“Somebody from Brandon is a Stanley Cup champion. That’s a big deal,” Gibson said. “I remember watching the final game and seeing Kelly lift the Cup. I got a big lump in my throat.”
Brandon Mayor Jeff Fawcett, wearing a black and gold Wheat Kings jersey, welcomed McCrimmon and the Cup to Brandon.
“It is as close to the Brandon Wheat Kings winning the Stanley Cup as we can get,” Fawcett said.
“Everybody feels just a little more connected to it because they know Kelly, they’ve shook his hand, they’ve said hello. You know they know who he is.”
Fawcett has known McCrimmon for many years and praised him for not just teaching youth hockey but striving to teach players how to be good community members and teammates.
“We have some exceptional people that have come through his program, and that’s a real kudos to him,” Fawcett said. “Walking around, talking to fans, everyone seems to have some kind of experience with him…. We’re all really proud of him.”
McCrimmon had a few scheduled stops with the Cup, followed by a small party with the trophy, family and friends at his house.
Deep ties to Manitoba
McCrimmon says there are some pretty neat connections between Las Vegas and Manitoba.
On Saturday, Ryan Craig — a five-year Wheat Kings captain who was assistant coach for the Knights — will take the Cup to Onanole. On Sunday, it will go to Oakbank with centre Brett Howden before heading to Winnipeg with captain Mark Stone.
The Cup will return to Manitoba in August, with defenceman Zach Whitecloud taking it to Sioux Valley Dakota Nation.
“When you look at the course of the summer, Manitoba is going to get a good look at the Stanley Cup, which which is awesome,” McCrimmon said.
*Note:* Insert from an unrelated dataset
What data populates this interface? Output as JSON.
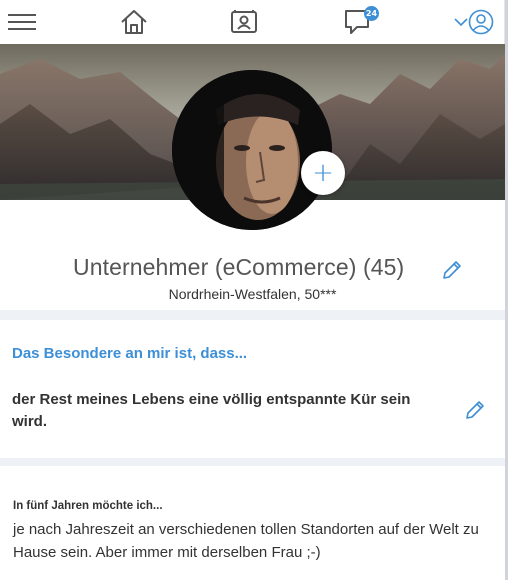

“We are victorious and we did win the Stanley Cup. I think people are happy.”